Often whole-building performance models are used in conceptual design phase to evaluate different passive and active design options like geometry, site-orientation, window-to-wall ratio, thermal envelope, HVAC systems, etcetera. This blog summarizes potential efficiency gains for a mixed-use building in Pittsburgh, by incorporating some best-practices and careful considerations while designing balconies.
As seen in the picture above, the building is originally designed to have cantilevered balconies in the residential sections. Usually, it is a preferred balcony structure in conventional design, due to its aesthetics.
Is it preferred for high performance buildings?
Cantilever balconies serve as a pathway for heat energy to be conducted from building interiors to the exterior, thus working as a ‘thermal bridge’. Further, the cold interior slab may result in condensation if the building is air-tight and has high humidity levels.
There are a few ways to design balconies without significantly affecting the performance of the thermal envelope.
Use structural thermal breaks when designing cantilever balconies. They insulate interior floor slab from the exterior, along with providing required structural support.
Design free-standing balconies. These result in significantly better performing thermal envelope as compared to buildings with cantilevered balconies, considering the impact thermal bridging and condensation risks. Free standing balconies also allow for an increase in treated floor area and potentially wider and longer balcony designs.
Design Juliet balconies as a decorative feature. They can either be flush to the wall or create small, recessed space for plants. They are typically very economically and easy to install.
Efficiency Gains for the project
A typical residential floor plan for our targeted building is shown below. Designing for free-standing or Juliet balconies instead of cantilevered balconies, while extending the floor area uniformly as shown by the red lines below, will realize a gain of approximately 7,000–7,500 ft2 of treated floor area as well as eliminate around 2,100 ft of structural thermal breaks.

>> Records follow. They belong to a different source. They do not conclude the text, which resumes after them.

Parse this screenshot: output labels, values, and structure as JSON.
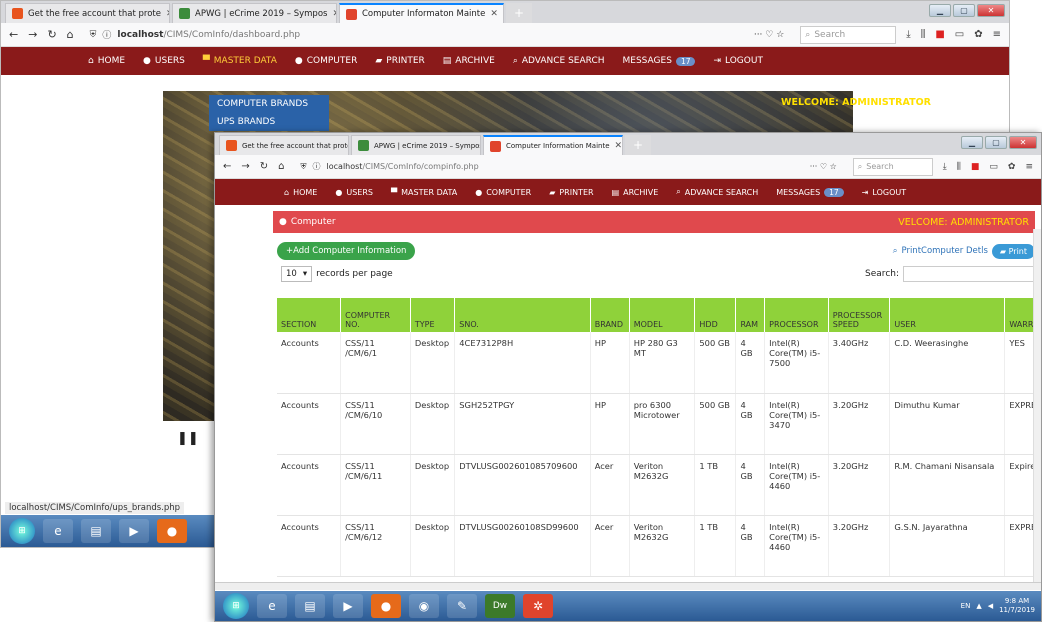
{
  "back": {
    "tabs": [
      {
        "title": "Get the free account that prote",
        "color": "#e8541e"
      },
      {
        "title": "APWG | eCrime 2019 – Sympos",
        "color": "#3c8c3c"
      },
      {
        "title": "Computer Informaton Mainte",
        "color": "#e0442c"
      }
    ],
    "url_host": "localhost",
    "url_path": "/CIMS/ComInfo/dashboard.php",
    "search_placeholder": "Search",
    "nav": [
      "HOME",
      "USERS",
      "MASTER DATA",
      "COMPUTER",
      "PRINTER",
      "ARCHIVE",
      "ADVANCE SEARCH",
      "MESSAGES"
    ],
    "messages_count": "17",
    "logout": "LOGOUT",
    "welcome": "WELCOME: ADMINISTRATOR",
    "dropdown": [
      "COMPUTER BRANDS",
      "UPS BRANDS"
    ],
    "status_url": "localhost/CIMS/ComInfo/ups_brands.php"
  },
  "front": {
    "tabs": [
      {
        "title": "Get the free account that prote",
        "color": "#e8541e"
      },
      {
        "title": "APWG | eCrime 2019 – Sympos",
        "color": "#3c8c3c"
      },
      {
        "title": "Computer Information Mainte",
        "color": "#e0442c"
      }
    ],
    "url_host": "localhost",
    "url_path": "/CIMS/ComInfo/compinfo.php",
    "search_placeholder": "Search",
    "nav": [
      "HOME",
      "USERS",
      "MASTER DATA",
      "COMPUTER",
      "PRINTER",
      "ARCHIVE",
      "ADVANCE SEARCH",
      "MESSAGES"
    ],
    "messages_count": "17",
    "logout": "LOGOUT",
    "panel_title": "Computer",
    "panel_welcome": "VELCOME: ADMINISTRATOR",
    "add_button": "+Add Computer Information",
    "print_link": "PrintComputer Detls",
    "print_button": "Print",
    "page_length": "10",
    "records_label": "records per page",
    "search_label": "Search:",
    "columns": [
      "SECTION",
      "COMPUTER NO.",
      "TYPE",
      "SNO.",
      "BRAND",
      "MODEL",
      "HDD",
      "RAM",
      "PROCESSOR",
      "PROCESSOR SPEED",
      "USER",
      "WARRANT"
    ],
    "rows": [
      [
        "Accounts",
        "CSS/11 /CM/6/1",
        "Desktop",
        "4CE7312P8H",
        "HP",
        "HP 280 G3 MT",
        "500 GB",
        "4 GB",
        "Intel(R) Core(TM) i5-7500",
        "3.40GHz",
        "C.D. Weerasinghe",
        "YES"
      ],
      [
        "Accounts",
        "CSS/11 /CM/6/10",
        "Desktop",
        "SGH252TPGY",
        "HP",
        "pro 6300 Microtower",
        "500 GB",
        "4 GB",
        "Intel(R) Core(TM) i5-3470",
        "3.20GHz",
        "Dimuthu Kumar",
        "EXPRED"
      ],
      [
        "Accounts",
        "CSS/11 /CM/6/11",
        "Desktop",
        "DTVLUSG002601085709600",
        "Acer",
        "Veriton M2632G",
        "1 TB",
        "4 GB",
        "Intel(R) Core(TM) i5-4460",
        "3.20GHz",
        "R.M. Chamani Nisansala",
        "Expired"
      ],
      [
        "Accounts",
        "CSS/11 /CM/6/12",
        "Desktop",
        "DTVLUSG00260108SD99600",
        "Acer",
        "Veriton M2632G",
        "1 TB",
        "4 GB",
        "Intel(R) Core(TM) i5-4460",
        "3.20GHz",
        "G.S.N. Jayarathna",
        "EXPRED"
      ]
    ],
    "clock_time": "9:8 AM",
    "clock_date": "11/7/2019"
  }
}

It is very important to start analyzing building designs in the conceptual phase, explore alternative solutions and capture maximum extent of potential efficiencies. A small piece of advice for anyone looking to build a high-performance building as economically as possible– ‘On board a Building Performance Analyst as early as possible’.